Please give every entry again, exactly as it reads.

Material for the task: Begin

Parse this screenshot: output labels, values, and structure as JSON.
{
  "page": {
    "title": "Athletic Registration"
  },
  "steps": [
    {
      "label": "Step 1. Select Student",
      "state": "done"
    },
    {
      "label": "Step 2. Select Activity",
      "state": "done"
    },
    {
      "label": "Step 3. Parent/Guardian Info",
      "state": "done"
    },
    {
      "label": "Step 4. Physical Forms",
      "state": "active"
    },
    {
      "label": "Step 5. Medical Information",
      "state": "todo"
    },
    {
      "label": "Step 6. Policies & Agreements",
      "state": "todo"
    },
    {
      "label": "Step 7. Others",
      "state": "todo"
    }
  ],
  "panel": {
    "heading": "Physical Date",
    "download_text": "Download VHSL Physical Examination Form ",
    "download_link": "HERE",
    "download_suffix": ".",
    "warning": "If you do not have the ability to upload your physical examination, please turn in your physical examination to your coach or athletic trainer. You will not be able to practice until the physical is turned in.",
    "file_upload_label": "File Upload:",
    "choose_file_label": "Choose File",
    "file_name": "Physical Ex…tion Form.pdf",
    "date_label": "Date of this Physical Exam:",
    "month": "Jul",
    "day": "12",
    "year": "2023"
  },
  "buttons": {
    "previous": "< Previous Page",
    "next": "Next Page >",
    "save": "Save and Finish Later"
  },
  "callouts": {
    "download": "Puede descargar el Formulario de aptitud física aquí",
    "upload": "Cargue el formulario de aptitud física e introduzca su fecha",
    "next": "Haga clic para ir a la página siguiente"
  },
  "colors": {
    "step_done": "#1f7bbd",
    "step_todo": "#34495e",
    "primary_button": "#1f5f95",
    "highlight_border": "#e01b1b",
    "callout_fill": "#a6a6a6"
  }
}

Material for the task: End

Exercise output
Parse this screenshot: output labels, values, and structure as JSON.
{
  "page": {
    "title": "Athletic Registration"
  },
  "steps": [
    {
      "label": "Step 1. Select Student",
      "state": "done"
    },
    {
      "label": "Step 2. Select Activity",
      "state": "done"
    },
    {
      "label": "Step 3. Parent/Guardian Info",
      "state": "done"
    },
    {
      "label": "Step 4. Physical Forms",
      "state": "active"
    },
    {
      "label": "Step 5. Medical Information",
      "state": "todo"
    },
    {
      "label": "Step 6. Policies & Agreements",
      "state": "todo"
    },
    {
      "label": "Step 7. Others",
      "state": "todo"
    }
  ],
  "panel": {
    "heading": "Physical Date",
    "download_text": "Download VHSL Physical Examination Form ",
    "download_link": "HERE",
    "download_suffix": ".",
    "warning": "If you do not have the ability to upload your physical examination, please turn in your physical examination to your coach or athletic trainer. You will not be able to practice until the physical is turned in.",
    "file_upload_label": "File Upload:",
    "choose_file_label": "Choose File",
    "file_name": "Physical Ex…tion Form.pdf",
    "date_label": "Date of this Physical Exam:",
    "month": "Jul",
    "day": "12",
    "year": "2023"
  },
  "buttons": {
    "previous": "< Previous Page",
    "next": "Next Page >",
    "save": "Save and Finish Later"
  },
  "callouts": {
    "download": "Puede descargar el Formulario de aptitud física aquí",
    "upload": "Cargue el formulario de aptitud física e introduzca su fecha",
    "next": "Haga clic para ir a la página siguiente"
  },
  "colors": {
    "step_done": "#1f7bbd",
    "step_todo": "#34495e",
    "primary_button": "#1f5f95",
    "highlight_border": "#e01b1b",
    "callout_fill": "#a6a6a6"
  }
}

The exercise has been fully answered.